For each record below, retype the text exactly and omit any image.

Exercise inputs =>
_ _ _ _
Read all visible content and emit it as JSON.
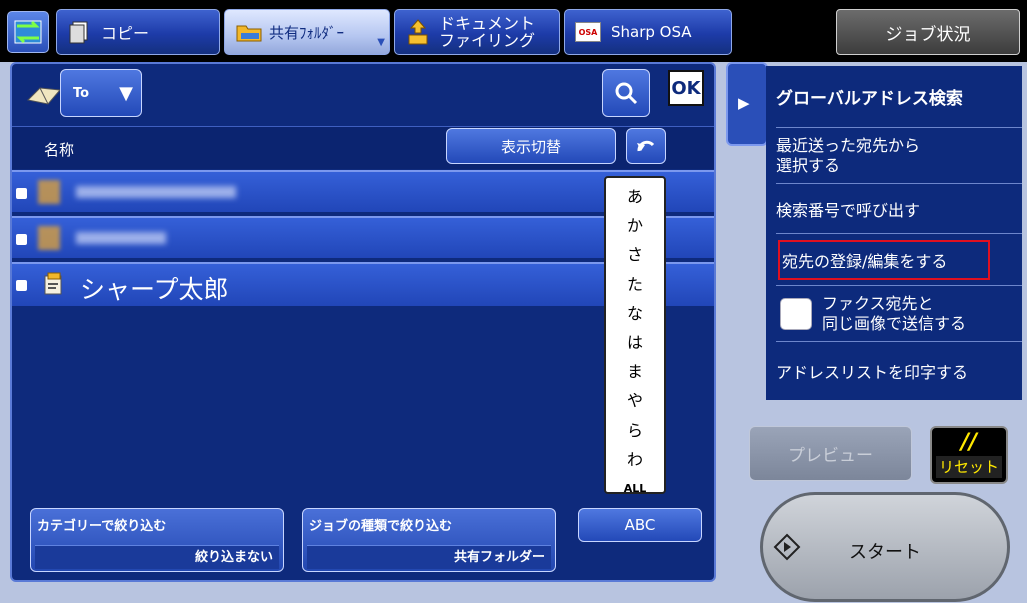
{
  "topbar": {
    "tabs": [
      {
        "label": "コピー",
        "icon": "copy-icon"
      },
      {
        "label": "共有ﾌｫﾙﾀﾞｰ",
        "icon": "folder-icon",
        "active": true
      },
      {
        "label1": "ドキュメント",
        "label2": "ファイリング",
        "icon": "document-filing-icon"
      },
      {
        "label": "Sharp OSA",
        "icon": "osa-icon",
        "icon_text": "OSA"
      }
    ],
    "job_status": "ジョブ状況"
  },
  "address": {
    "dest_type": "To",
    "ok_label": "OK",
    "column_name": "名称",
    "display_toggle": "表示切替",
    "entries": [
      {
        "name": "",
        "blurred": true
      },
      {
        "name": "",
        "blurred": true
      },
      {
        "name": "シャープ太郎",
        "blurred": false
      }
    ],
    "kana_index": [
      "あ",
      "か",
      "さ",
      "た",
      "な",
      "は",
      "ま",
      "や",
      "ら",
      "わ",
      "ALL"
    ]
  },
  "filters": {
    "category_label": "カテゴリーで絞り込む",
    "category_value": "絞り込まない",
    "jobtype_label": "ジョブの種類で絞り込む",
    "jobtype_value": "共有フォルダー",
    "abc_label": "ABC"
  },
  "side_menu": {
    "items": [
      {
        "label": "グローバルアドレス検索"
      },
      {
        "label1": "最近送った宛先から",
        "label2": "選択する"
      },
      {
        "label": "検索番号で呼び出す"
      },
      {
        "label": "宛先の登録/編集をする",
        "highlighted": true
      },
      {
        "label1": "ファクス宛先と",
        "label2": "同じ画像で送信する",
        "checkbox": true
      },
      {
        "label": "アドレスリストを印字する"
      }
    ]
  },
  "actions": {
    "preview": "プレビュー",
    "reset_symbol": "//",
    "reset_label": "リセット",
    "start": "スタート"
  },
  "colors": {
    "panel": "#0e2a7c",
    "row": "#2a50c8",
    "highlight_border": "#e01020",
    "reset_text": "#ffe800"
  }
}
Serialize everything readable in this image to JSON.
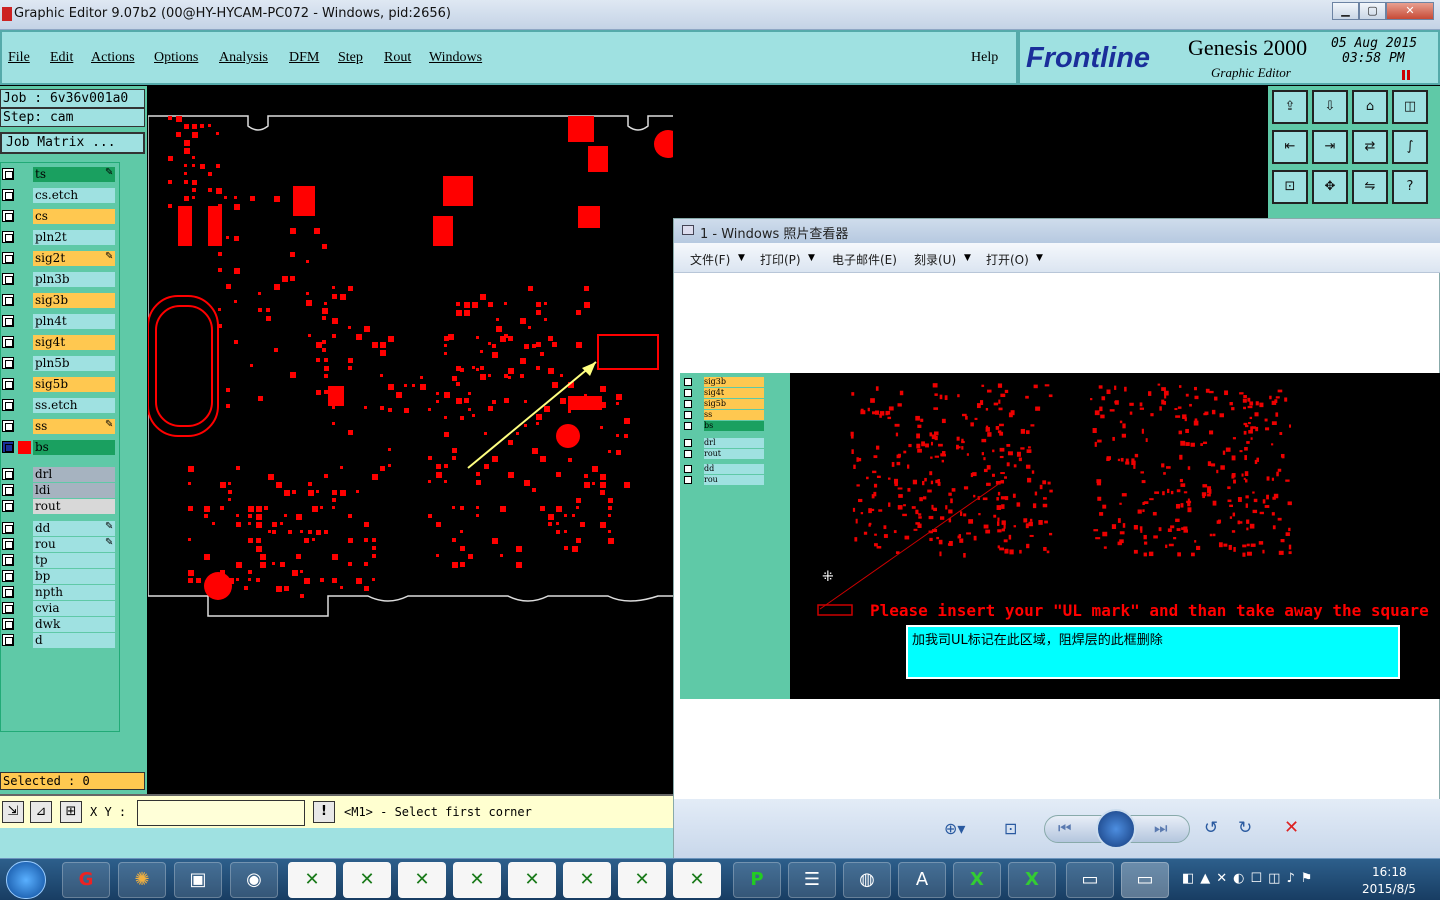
{
  "app": {
    "title": "Graphic Editor 9.07b2 (00@HY-HYCAM-PC072 - Windows, pid:2656)",
    "min": "▁",
    "max": "▢",
    "close": "✕"
  },
  "menu": [
    "File",
    "Edit",
    "Actions",
    "Options",
    "Analysis",
    "DFM",
    "Step",
    "Rout",
    "Windows"
  ],
  "help": "Help",
  "brand": {
    "logo": "Frontline",
    "product": "Genesis 2000",
    "subtitle": "Graphic Editor",
    "date": "05 Aug 2015",
    "time": "03:58 PM"
  },
  "job": {
    "job": "Job : 6v36v001a0",
    "step": "Step: cam",
    "matrix": "Job Matrix ..."
  },
  "layers": [
    {
      "name": "ts",
      "color": "#1aa060",
      "mark": "pencil"
    },
    {
      "name": "cs.etch",
      "color": "#9fe1e1"
    },
    {
      "name": "cs",
      "color": "#ffc850"
    },
    {
      "name": "pln2t",
      "color": "#9fe1e1"
    },
    {
      "name": "sig2t",
      "color": "#ffc850",
      "mark": "pencil"
    },
    {
      "name": "pln3b",
      "color": "#9fe1e1"
    },
    {
      "name": "sig3b",
      "color": "#ffc850"
    },
    {
      "name": "pln4t",
      "color": "#9fe1e1"
    },
    {
      "name": "sig4t",
      "color": "#ffc850"
    },
    {
      "name": "pln5b",
      "color": "#9fe1e1"
    },
    {
      "name": "sig5b",
      "color": "#ffc850"
    },
    {
      "name": "ss.etch",
      "color": "#9fe1e1"
    },
    {
      "name": "ss",
      "color": "#ffc850",
      "mark": "pencil"
    },
    {
      "name": "bs",
      "color": "#1aa060",
      "active": true
    },
    {
      "name": "drl",
      "color": "#a6b3c0"
    },
    {
      "name": "ldi",
      "color": "#a6b3c0"
    },
    {
      "name": "rout",
      "color": "#d8d8d8"
    },
    {
      "name": "dd",
      "color": "#9fe1e1",
      "mark": "pencil"
    },
    {
      "name": "rou",
      "color": "#9fe1e1",
      "mark": "pencil"
    },
    {
      "name": "tp",
      "color": "#9fe1e1"
    },
    {
      "name": "bp",
      "color": "#9fe1e1"
    },
    {
      "name": "npth",
      "color": "#9fe1e1"
    },
    {
      "name": "cvia",
      "color": "#9fe1e1"
    },
    {
      "name": "dwk",
      "color": "#9fe1e1"
    },
    {
      "name": "d",
      "color": "#9fe1e1"
    }
  ],
  "selected": "Selected : 0",
  "coord": {
    "label": "X Y :",
    "value": ""
  },
  "status": "<M1> - Select first corner",
  "viewer": {
    "title": "1 - Windows 照片查看器",
    "menu": [
      "文件(F)",
      "打印(P)",
      "电子邮件(E)",
      "刻录(U)",
      "打开(O)"
    ],
    "layers": [
      "sig3b",
      "sig4t",
      "sig5b",
      "ss",
      "bs",
      "drl",
      "rout",
      "dd",
      "rou"
    ],
    "notice_en": "Please insert your \"UL mark\" and than take away the square",
    "notice_cn": "加我司UL标记在此区域，阻焊层的此框删除"
  },
  "clock": {
    "time": "16:18",
    "date": "2015/8/5"
  },
  "colors": {
    "panel": "#9fe1e1",
    "accent": "#5fc9a7",
    "board": "#ff0000",
    "cyan": "#00ffff"
  }
}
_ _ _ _
Reply =>
Read all visible content and emit it as JSON.
{
  "topbar": {
    "tabs": [
      {
        "label": "コピー",
        "icon": "copy-icon"
      },
      {
        "label": "共有ﾌｫﾙﾀﾞｰ",
        "icon": "folder-icon",
        "active": true
      },
      {
        "label1": "ドキュメント",
        "label2": "ファイリング",
        "icon": "document-filing-icon"
      },
      {
        "label": "Sharp OSA",
        "icon": "osa-icon",
        "icon_text": "OSA"
      }
    ],
    "job_status": "ジョブ状況"
  },
  "address": {
    "dest_type": "To",
    "ok_label": "OK",
    "column_name": "名称",
    "display_toggle": "表示切替",
    "entries": [
      {
        "name": "",
        "blurred": true
      },
      {
        "name": "",
        "blurred": true
      },
      {
        "name": "シャープ太郎",
        "blurred": false
      }
    ],
    "kana_index": [
      "あ",
      "か",
      "さ",
      "た",
      "な",
      "は",
      "ま",
      "や",
      "ら",
      "わ",
      "ALL"
    ]
  },
  "filters": {
    "category_label": "カテゴリーで絞り込む",
    "category_value": "絞り込まない",
    "jobtype_label": "ジョブの種類で絞り込む",
    "jobtype_value": "共有フォルダー",
    "abc_label": "ABC"
  },
  "side_menu": {
    "items": [
      {
        "label": "グローバルアドレス検索"
      },
      {
        "label1": "最近送った宛先から",
        "label2": "選択する"
      },
      {
        "label": "検索番号で呼び出す"
      },
      {
        "label": "宛先の登録/編集をする",
        "highlighted": true
      },
      {
        "label1": "ファクス宛先と",
        "label2": "同じ画像で送信する",
        "checkbox": true
      },
      {
        "label": "アドレスリストを印字する"
      }
    ]
  },
  "actions": {
    "preview": "プレビュー",
    "reset_symbol": "//",
    "reset_label": "リセット",
    "start": "スタート"
  },
  "colors": {
    "panel": "#0e2a7c",
    "row": "#2a50c8",
    "highlight_border": "#e01020",
    "reset_text": "#ffe800"
  }
}
Serialize everything readable in this image to JSON.
{
  "app": {
    "title": "Graphic Editor 9.07b2 (00@HY-HYCAM-PC072 - Windows, pid:2656)",
    "min": "▁",
    "max": "▢",
    "close": "✕"
  },
  "menu": [
    "File",
    "Edit",
    "Actions",
    "Options",
    "Analysis",
    "DFM",
    "Step",
    "Rout",
    "Windows"
  ],
  "help": "Help",
  "brand": {
    "logo": "Frontline",
    "product": "Genesis 2000",
    "subtitle": "Graphic Editor",
    "date": "05 Aug 2015",
    "time": "03:58 PM"
  },
  "job": {
    "job": "Job : 6v36v001a0",
    "step": "Step: cam",
    "matrix": "Job Matrix ..."
  },
  "layers": [
    {
      "name": "ts",
      "color": "#1aa060",
      "mark": "pencil"
    },
    {
      "name": "cs.etch",
      "color": "#9fe1e1"
    },
    {
      "name": "cs",
      "color": "#ffc850"
    },
    {
      "name": "pln2t",
      "color": "#9fe1e1"
    },
    {
      "name": "sig2t",
      "color": "#ffc850",
      "mark": "pencil"
    },
    {
      "name": "pln3b",
      "color": "#9fe1e1"
    },
    {
      "name": "sig3b",
      "color": "#ffc850"
    },
    {
      "name": "pln4t",
      "color": "#9fe1e1"
    },
    {
      "name": "sig4t",
      "color": "#ffc850"
    },
    {
      "name": "pln5b",
      "color": "#9fe1e1"
    },
    {
      "name": "sig5b",
      "color": "#ffc850"
    },
    {
      "name": "ss.etch",
      "color": "#9fe1e1"
    },
    {
      "name": "ss",
      "color": "#ffc850",
      "mark": "pencil"
    },
    {
      "name": "bs",
      "color": "#1aa060",
      "active": true
    },
    {
      "name": "drl",
      "color": "#a6b3c0"
    },
    {
      "name": "ldi",
      "color": "#a6b3c0"
    },
    {
      "name": "rout",
      "color": "#d8d8d8"
    },
    {
      "name": "dd",
      "color": "#9fe1e1",
      "mark": "pencil"
    },
    {
      "name": "rou",
      "color": "#9fe1e1",
      "mark": "pencil"
    },
    {
      "name": "tp",
      "color": "#9fe1e1"
    },
    {
      "name": "bp",
      "color": "#9fe1e1"
    },
    {
      "name": "npth",
      "color": "#9fe1e1"
    },
    {
      "name": "cvia",
      "color": "#9fe1e1"
    },
    {
      "name": "dwk",
      "color": "#9fe1e1"
    },
    {
      "name": "d",
      "color": "#9fe1e1"
    }
  ],
  "selected": "Selected : 0",
  "coord": {
    "label": "X Y :",
    "value": ""
  },
  "status": "<M1> - Select first corner",
  "viewer": {
    "title": "1 - Windows 照片查看器",
    "menu": [
      "文件(F)",
      "打印(P)",
      "电子邮件(E)",
      "刻录(U)",
      "打开(O)"
    ],
    "layers": [
      "sig3b",
      "sig4t",
      "sig5b",
      "ss",
      "bs",
      "drl",
      "rout",
      "dd",
      "rou"
    ],
    "notice_en": "Please insert your \"UL mark\" and than take away the square",
    "notice_cn": "加我司UL标记在此区域，阻焊层的此框删除"
  },
  "clock": {
    "time": "16:18",
    "date": "2015/8/5"
  },
  "colors": {
    "panel": "#9fe1e1",
    "accent": "#5fc9a7",
    "board": "#ff0000",
    "cyan": "#00ffff"
  }
}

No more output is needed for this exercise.